India’s lively startup scene may be teeming with “soonicorns”—soon to be unicorns (private billion-dollar startups)—but the non-profit sector has almost completely missed the boom.
Private social enterprises are stagnating, primarily due to irregular and unsustainable leadership. For long, the best minds in India have been put off by the dismal salaries, with the non-governmental organisations’ (NGOs) limited budgets leaving them with little time and money to groom talent.
Now, a non-profit incubator focused on poverty alleviation is trying to plug this talent gap.
This week, Bengaluru-based N/Core launched a six-month programme to churn out entrepreneurs in the social sector. Their startups will each receive an “innovation grant” of Rs10 lakh (around $15,600) and access to high-profile ”partners.” These partners include Sanjay Purohit, the former Infosys Consulting chairman; Maneesh Dhir, the former Apple India managing director; K R Lakshminarayan, the Azim Premji Foundation’s chief endowment officer; and Ujwal Thakar, ex-CEO of NGOs Pratham and GiveIndia.
A “collective” that includes CEOs of top foundations, leaders in the non-profit sector, founders of unicorns, and authors is also available for consultation. InMobi co-founder and chief technology officer Mohit Saxena and Goonj founder and CEO Anshu Gupta are part of this collective.
The goal is to lure individuals who would otherwise shun the sector owing to the “jholawala mindset,” the stereotype of NGO workers being spartan sons of the soil obsessed with cheap sling-bags, said Atul Satija, CEO of N/Core’s parent company, The/Nudge Foundation. Convincing the brightest minds to choose the social sector over going to Stanford, Harvard, and Berkeley, or a corporate career with a huge salary, is a big challenge, he admitted.
“The best journalists, doctors, lawyers, architects, (and) business-management graduates do not go into the sector,” Satija, a former chief business officer at mobile advertising firm InMobi, explained. That could explain why only a handful of the over three million NGOs in India succeed in scaling up, he added.
Till date, most NGOs have worked hand-in-hand with the government on last-mile delivery of services like healthcare and education.

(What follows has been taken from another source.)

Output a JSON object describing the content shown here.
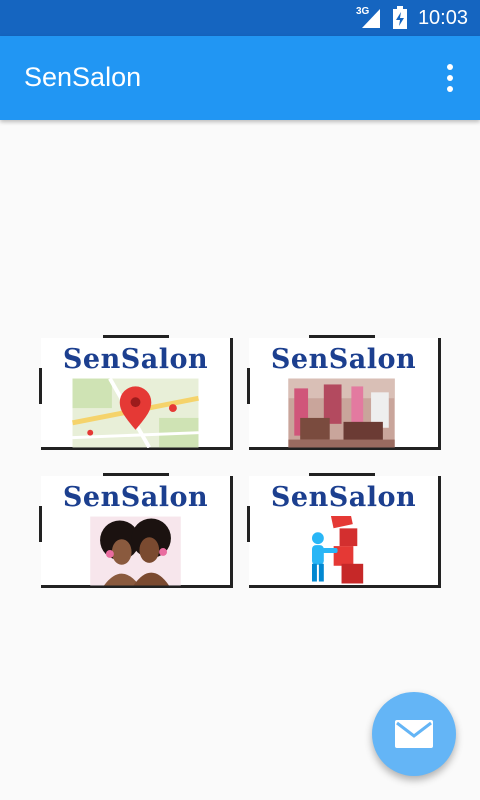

Their biggest share of sponsorship—68%—came from the state last year.
So, for private players, one big deterrent to entering the non-profit sector is a lack of precedent where entities have held on their own without governmental backing.
Now, by creating a supportive infrastructure in terms of funding and guidance, N/Core hopes to curb the uncertainties associated with the social sector and, thereby, attract more talent.
“To build nonprofits which solve large-scale issues, it is an imperative to build a similar ecosystem that our for-profit startups enjoy,” said Paytm CEO Vijay Shekhar Sharma, among N/Core’s founding patrons.
That’s just what this incubator is attempting.
Over 1,032 candidates from 19 countries applied to be part of its first official batch of incubatees. On Aug. 31, it selected the first cohort of 10 early-stage (up to three-years-old) ventures committed to poverty alleviation.
This boost from N/Core could also bring much-needed stability in a sector otherwise mired in accountability issues. When the Narendra Modi government came into power in 2014, up to 10,343 NGOs were served notices for not filing annual returns over three consecutive financial years. Some 9,000 NGOs receiving donations from abroad had their licences revoked in 2015 for violating the Foreign Contribution Regulation Act. Just last month, Bloomberg Philanthropies, which funds local non-profits, came under the scanner for anti-tobacco lobbying.
In most of these cases, such crackdowns choke funds.
“It’s as if a foetus is told that once you are born, if you survive for three years, then we will give (a) vaccination,” said Satija. “But that’s when mortality is highest. That’s when you need incubators to support kids.”
N/Core believes it can be both the vaccination and nutrition that budding social-sector startups need. In the next five years, it aims to incubate around 100 non-profits—10 startups, twice a year.